By Judith Sibanda
Victoria Falls, February 24, 2016 – ZAMBIA’S Tourism minister Patrick Ngoma has bemoaned the increasing number of his countrymen caught illegally hunting for animals in Zimbabwe’s nature reserves.
Ngoma said he was sorry that Zambians were now to blame for most of Zimbabwe’s poaching crimes.
Conservationists and police, especially in Matabeleland North say the majority of poachers roaming national parks in the province are from neighbouring Zambia.
Last Friday, a suspected Zambian poacher was gunned down by Zimbabwe National Parks and Wildlife Management Authority rangers near Matetsi in Hwange.
The Zambian was killed after the rangers laid an ambush on a group of suspected poachers leading to a heavy exchange of gun fire.
Earlier in the week, Victoria Falls police had retrieved two bodies of suspected Zambian poachers that were found floating on the Zambezi River after escaping another ambush on February 6.
Police said their bodies were still kept at the mortuary.
“We still stuck with their bodies. Their families, eight of them together with police came yesterday but they couldn’t identify them because of the body state. They refused to take them and suggested to call more relatives. Everywhere in Zambian newspapers we are insulted for killing their people and throwing them into the river but that is not true.” said officer commanding Victoria Falls police Jairos Chiwona.
Meanwhile, one of the suspected members of the syndicate Christopher Malasa Mandaya (35) appeared at the Victoria Falls Magistrates’ Court facing charges of illegal possession of firearms and dagga.
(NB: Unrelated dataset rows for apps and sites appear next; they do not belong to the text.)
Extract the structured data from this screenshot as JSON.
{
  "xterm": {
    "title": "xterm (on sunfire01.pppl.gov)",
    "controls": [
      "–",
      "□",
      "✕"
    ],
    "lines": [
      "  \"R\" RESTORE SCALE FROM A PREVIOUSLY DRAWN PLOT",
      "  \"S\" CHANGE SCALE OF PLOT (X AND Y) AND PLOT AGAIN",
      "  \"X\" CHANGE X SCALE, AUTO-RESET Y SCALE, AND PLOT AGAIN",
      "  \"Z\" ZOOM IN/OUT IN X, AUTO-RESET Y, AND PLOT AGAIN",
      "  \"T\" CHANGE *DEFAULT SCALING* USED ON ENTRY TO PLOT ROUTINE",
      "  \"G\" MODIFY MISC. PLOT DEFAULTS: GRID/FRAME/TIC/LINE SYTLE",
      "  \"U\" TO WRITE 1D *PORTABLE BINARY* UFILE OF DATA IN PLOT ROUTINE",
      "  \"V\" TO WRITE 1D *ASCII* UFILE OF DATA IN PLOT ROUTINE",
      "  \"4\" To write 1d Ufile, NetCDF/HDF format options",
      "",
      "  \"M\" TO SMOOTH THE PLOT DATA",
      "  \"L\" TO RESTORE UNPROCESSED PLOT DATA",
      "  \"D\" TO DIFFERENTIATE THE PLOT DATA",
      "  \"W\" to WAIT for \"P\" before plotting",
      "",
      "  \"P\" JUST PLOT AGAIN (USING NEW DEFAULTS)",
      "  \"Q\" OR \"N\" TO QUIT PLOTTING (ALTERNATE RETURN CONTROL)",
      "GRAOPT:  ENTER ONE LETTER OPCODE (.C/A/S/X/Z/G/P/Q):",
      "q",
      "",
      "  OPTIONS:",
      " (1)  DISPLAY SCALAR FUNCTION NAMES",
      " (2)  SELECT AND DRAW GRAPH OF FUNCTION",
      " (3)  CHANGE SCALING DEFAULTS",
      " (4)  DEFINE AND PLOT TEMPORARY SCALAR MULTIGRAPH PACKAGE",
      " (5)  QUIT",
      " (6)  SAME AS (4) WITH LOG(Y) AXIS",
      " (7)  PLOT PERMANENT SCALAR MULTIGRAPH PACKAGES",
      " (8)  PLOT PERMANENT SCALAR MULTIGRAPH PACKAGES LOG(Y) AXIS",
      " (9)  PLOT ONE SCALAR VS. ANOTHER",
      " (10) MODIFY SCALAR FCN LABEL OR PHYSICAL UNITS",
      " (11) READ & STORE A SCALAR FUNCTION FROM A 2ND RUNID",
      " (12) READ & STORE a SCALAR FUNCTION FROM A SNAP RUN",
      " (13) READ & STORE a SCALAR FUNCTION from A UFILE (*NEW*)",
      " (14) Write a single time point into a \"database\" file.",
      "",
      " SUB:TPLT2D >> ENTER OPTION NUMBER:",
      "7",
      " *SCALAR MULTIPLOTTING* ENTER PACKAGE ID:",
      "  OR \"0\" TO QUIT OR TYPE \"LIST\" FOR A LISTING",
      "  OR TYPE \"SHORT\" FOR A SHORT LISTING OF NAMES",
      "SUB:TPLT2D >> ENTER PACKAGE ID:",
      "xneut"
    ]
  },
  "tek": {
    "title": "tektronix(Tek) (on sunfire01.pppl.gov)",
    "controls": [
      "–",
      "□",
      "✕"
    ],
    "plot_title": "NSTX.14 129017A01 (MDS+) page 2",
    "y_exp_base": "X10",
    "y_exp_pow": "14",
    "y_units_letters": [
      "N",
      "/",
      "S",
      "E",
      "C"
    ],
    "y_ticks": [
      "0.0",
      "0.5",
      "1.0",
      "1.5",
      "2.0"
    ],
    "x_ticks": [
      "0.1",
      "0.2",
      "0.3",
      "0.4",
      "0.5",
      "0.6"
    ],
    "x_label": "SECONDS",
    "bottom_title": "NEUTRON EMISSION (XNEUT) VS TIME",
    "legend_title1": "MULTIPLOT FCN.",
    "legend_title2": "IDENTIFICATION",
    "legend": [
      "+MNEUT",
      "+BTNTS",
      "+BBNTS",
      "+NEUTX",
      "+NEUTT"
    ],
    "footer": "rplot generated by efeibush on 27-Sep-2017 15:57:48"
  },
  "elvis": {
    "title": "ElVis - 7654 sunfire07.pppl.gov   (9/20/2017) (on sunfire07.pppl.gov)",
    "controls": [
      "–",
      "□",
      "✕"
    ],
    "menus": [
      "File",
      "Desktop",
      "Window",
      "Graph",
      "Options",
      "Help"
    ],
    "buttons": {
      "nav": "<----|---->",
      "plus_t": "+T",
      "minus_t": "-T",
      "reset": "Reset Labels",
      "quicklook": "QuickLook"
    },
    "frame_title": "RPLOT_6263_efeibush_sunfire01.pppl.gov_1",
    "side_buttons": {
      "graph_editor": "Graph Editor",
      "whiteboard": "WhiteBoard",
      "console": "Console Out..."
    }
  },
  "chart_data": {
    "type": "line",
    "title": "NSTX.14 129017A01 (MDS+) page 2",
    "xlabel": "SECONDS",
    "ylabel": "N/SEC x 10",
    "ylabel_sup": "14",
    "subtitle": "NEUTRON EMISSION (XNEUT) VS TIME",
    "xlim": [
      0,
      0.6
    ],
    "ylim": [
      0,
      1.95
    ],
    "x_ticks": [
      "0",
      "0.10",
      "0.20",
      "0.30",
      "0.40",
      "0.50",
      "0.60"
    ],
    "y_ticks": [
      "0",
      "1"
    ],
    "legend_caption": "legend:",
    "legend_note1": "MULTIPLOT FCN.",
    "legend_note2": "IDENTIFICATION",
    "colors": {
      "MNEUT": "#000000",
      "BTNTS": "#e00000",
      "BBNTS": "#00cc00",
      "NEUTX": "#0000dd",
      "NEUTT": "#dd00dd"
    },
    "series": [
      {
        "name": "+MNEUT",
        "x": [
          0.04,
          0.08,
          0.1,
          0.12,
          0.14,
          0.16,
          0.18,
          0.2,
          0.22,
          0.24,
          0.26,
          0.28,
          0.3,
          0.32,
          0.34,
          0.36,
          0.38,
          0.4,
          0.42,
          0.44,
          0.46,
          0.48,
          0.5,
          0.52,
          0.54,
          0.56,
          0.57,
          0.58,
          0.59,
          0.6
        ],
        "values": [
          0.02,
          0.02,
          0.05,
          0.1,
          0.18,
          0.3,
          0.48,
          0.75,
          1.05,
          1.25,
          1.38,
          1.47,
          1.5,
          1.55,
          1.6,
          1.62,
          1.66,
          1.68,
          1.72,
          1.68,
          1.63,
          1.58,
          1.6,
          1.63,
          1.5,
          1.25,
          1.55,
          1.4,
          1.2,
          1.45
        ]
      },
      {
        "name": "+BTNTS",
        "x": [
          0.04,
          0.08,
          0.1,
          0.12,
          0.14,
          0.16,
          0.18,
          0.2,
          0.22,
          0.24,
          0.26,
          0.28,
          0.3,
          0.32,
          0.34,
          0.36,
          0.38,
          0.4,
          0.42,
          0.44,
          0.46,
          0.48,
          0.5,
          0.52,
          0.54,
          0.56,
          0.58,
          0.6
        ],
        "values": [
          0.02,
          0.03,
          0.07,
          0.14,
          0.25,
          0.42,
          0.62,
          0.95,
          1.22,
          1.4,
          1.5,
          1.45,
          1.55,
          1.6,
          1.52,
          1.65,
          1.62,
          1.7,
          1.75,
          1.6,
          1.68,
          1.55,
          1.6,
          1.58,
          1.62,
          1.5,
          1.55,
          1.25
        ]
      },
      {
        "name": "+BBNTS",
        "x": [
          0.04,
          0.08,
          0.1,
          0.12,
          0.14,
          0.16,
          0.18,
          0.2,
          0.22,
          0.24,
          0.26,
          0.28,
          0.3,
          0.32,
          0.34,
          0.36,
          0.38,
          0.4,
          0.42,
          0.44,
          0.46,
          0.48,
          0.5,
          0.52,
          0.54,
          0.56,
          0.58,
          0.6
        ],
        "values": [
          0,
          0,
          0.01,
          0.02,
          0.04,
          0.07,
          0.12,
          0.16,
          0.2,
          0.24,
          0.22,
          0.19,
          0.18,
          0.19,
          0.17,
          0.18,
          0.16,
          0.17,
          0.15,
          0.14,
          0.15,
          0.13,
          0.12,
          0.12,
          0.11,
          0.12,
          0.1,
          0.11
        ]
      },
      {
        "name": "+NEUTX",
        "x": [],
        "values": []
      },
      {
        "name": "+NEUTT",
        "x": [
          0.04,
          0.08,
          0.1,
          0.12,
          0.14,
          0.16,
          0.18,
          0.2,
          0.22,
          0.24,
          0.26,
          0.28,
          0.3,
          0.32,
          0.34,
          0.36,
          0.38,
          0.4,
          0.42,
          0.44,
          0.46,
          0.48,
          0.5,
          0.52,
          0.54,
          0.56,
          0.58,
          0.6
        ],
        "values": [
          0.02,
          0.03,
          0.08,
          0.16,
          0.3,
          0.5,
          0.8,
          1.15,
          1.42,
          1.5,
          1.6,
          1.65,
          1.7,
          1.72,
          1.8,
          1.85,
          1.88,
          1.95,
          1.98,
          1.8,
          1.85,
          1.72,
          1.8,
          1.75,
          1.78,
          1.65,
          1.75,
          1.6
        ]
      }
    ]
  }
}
He was not asked to plead on the charges before Lindiwe Maphosa and was further remanded in custody to March 1.
He was arrested in Jambesi and was found in possession of 25 rounds of ammunition, a gun, two axes and butcher knives and two kilograms of dagga.
Ngoma told Radio VOP that some of the poachers were being used by Chinese nationals to hunt elephants in Zimbabwe for their ivory.
He said the increasing number of poachers of Zambian origin being caught on Zimbabwe was becoming a humiliation for the neighbouring country.
“In Zambia we are putting measures to make sure that poaching by our people is controlled but the fact that they are now failing to penetrate (our parks) has forced them to cross over to other countries like Zimbabwe, Angola, Botswana and Namibia to commit the offences,” he said.
“We had gone further with investigations, where we noticed that they are working in collaboration with Chinese nationals who give them a bit of money to poach in neighbouring countries and then they sacrifice their lives because most of them when they cross those borders they are killed.”
Ngoma said to solve poaching cases, drones would be deployed in the SADC region to track the culprits.
“What we intend to do as neighboring countries, is that we must create a security force for KAZA (Kavango Zambezi Transfrontier Conservation Area) and this force must be done hand in hand, I’m talking about security officers in all sides,” he said.
“We must create system, which will make them communicate easily without the poachers themselves or the foreigners who are sending our people to go and poach and that way we will be able to achieve our goals.
“It is very humiliating because everywhere it is now known that Zambians are poaching and they shoot back.
“In Zambia we have introduced drones so that they can be able to spy on our behalf when they spot something they will be able to report and our plan is to have drone dotted all over the region, hence the reason of escaping to Zimbabwe mainly.”
Last year, Zimbabwe lost nearly 100 elephants to poachers, mainly at the Hwange National Park.
Environment minister Oppah Muchinguri-Kashiri said 11 poachers were shot dead by security agents in 2015 alone.